Canon must really feel flattered with all the press that other camera manufacturers are providing. Just last week, Panasonic released a behind-the-scenes video (subsequently taken down) that revealed its new Panasonic G2 commercial was shot with the 5D Mark II, although it appeared to be captured with the Panasonic G2 at first blush.
And, while Sony hasn’t gone to the amount of effort that Panasonic did to showcase Canon’s full frame camera, the EXIF data embedded in the promo shots for Sony’s new Cyber-shot cameras (WX5, TX9, T99) reveal that many were shot with the 5D Mark II (see top screen capture).
While the studio shots of cameras appear to have been captured on a Phase One P45+ back, the location shots appear to have been captured on June 15-16, 2010 with a Canon 5D Mark II. The promo images in question can be found here.
Is this a big deal? Probably not.
Is it a little embarrassing for Sony? Yeah.
Is there a lesson to learn here? I think so.
Sony has been pushing pro photographers to take the company seriously. At PMA 2010, Sony was the only camera manufacturer that put a pro photographer on stage to give free seminars on the show floor throughout the week. Canon usually is the big dog at PMA with great lectures from the company’s Explorers of Light, but Canon was absent from PMA 2010 and it looked like Sony was really stepping up its game.
If Sony really believes in the company’s evangelists who shoot with an A900 and Sony/Zeiss lenses in their everyday professional endeavors, why not seek out these photographers for its promo shots and ad campaigns?
What’s more, this isn’t the first time Sony has used a Canon shooter for its campaigns. Just prior to the release of the A900, Sony shot a killer campaign in Miami, called Foam City. The still shooter on set there used a the original 5D, a Canon 1-series and Canon glass (see above and below).
Of course, the use of a Canon DSLR on a Sony campaign prior to the release of the A900 can be somewhat understood. However, I suspect that there were pre-production A900 models floating around at the time, which would have been capable of capturing the very well-lit scenes in Miami. For that matter, I think the A700 would have sufficed in those conditions.
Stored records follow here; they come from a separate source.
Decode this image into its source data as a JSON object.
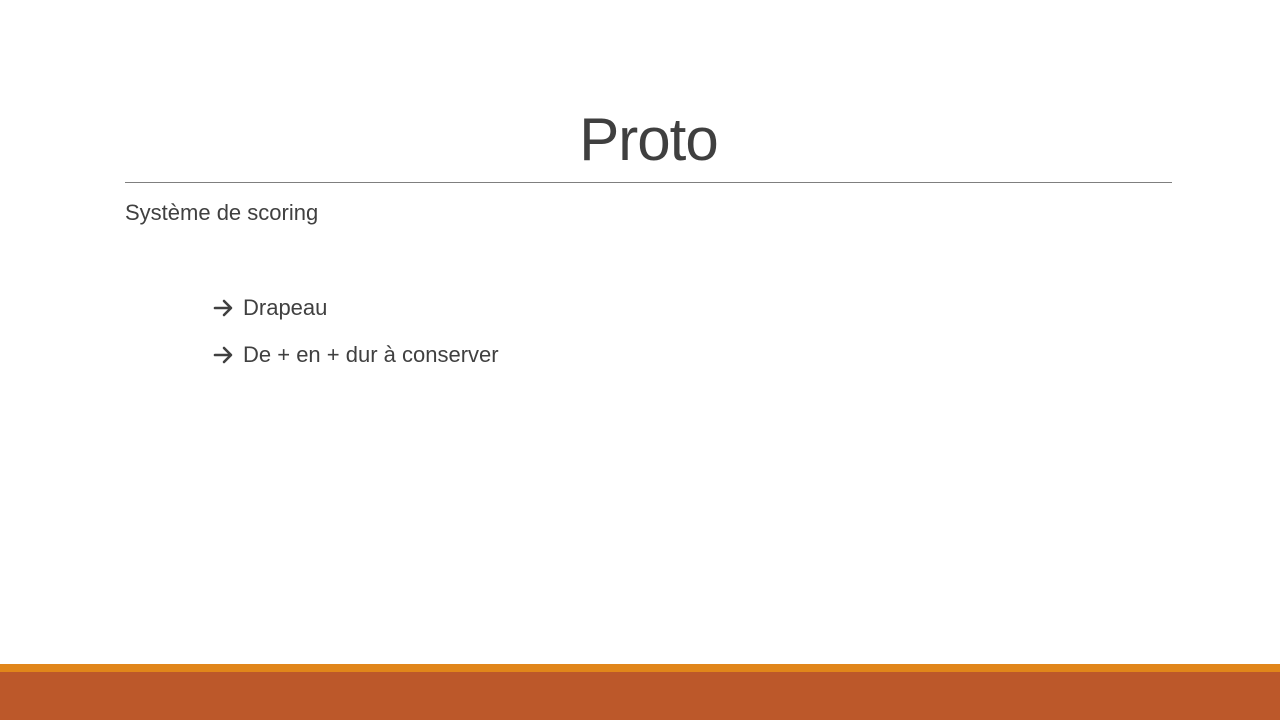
{
  "slide": {
    "title": "Proto",
    "body": "Système de scoring",
    "bullets": [
      {
        "icon": "right-arrow-icon",
        "text": "Drapeau"
      },
      {
        "icon": "right-arrow-icon",
        "text": "De + en + dur à conserver"
      }
    ]
  },
  "colors": {
    "text": "#404040",
    "divider": "#7f7f7f",
    "footer_accent": "#e1861a",
    "footer": "#bc582a"
  }
}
While this may be rather humorous to many of us, and hopefully a bit embarrassing to Sony, I think there is still a bigger message to take away from the recent slip-ups from both Panasonic and Sony.
And that message rests in camera manufacturers’ marketing…
If you want consumers (both amateur and professional) to put their trust in your products and lay down hard-earned money for those products, perhaps you should first consider using your own products on your own marketing. Seek out those professionals that trust in you and your products already, and hire them to be your marketing vision on the surface . . . as well as beneath the surface.
If manufacturers want to have marketing campaigns “go viral” in today’s media, you need to start the infection from within. Otherwise, it will go viral, but it may not be the kind of virus that you are looking for – you may just end up endorsing a competitor’s product.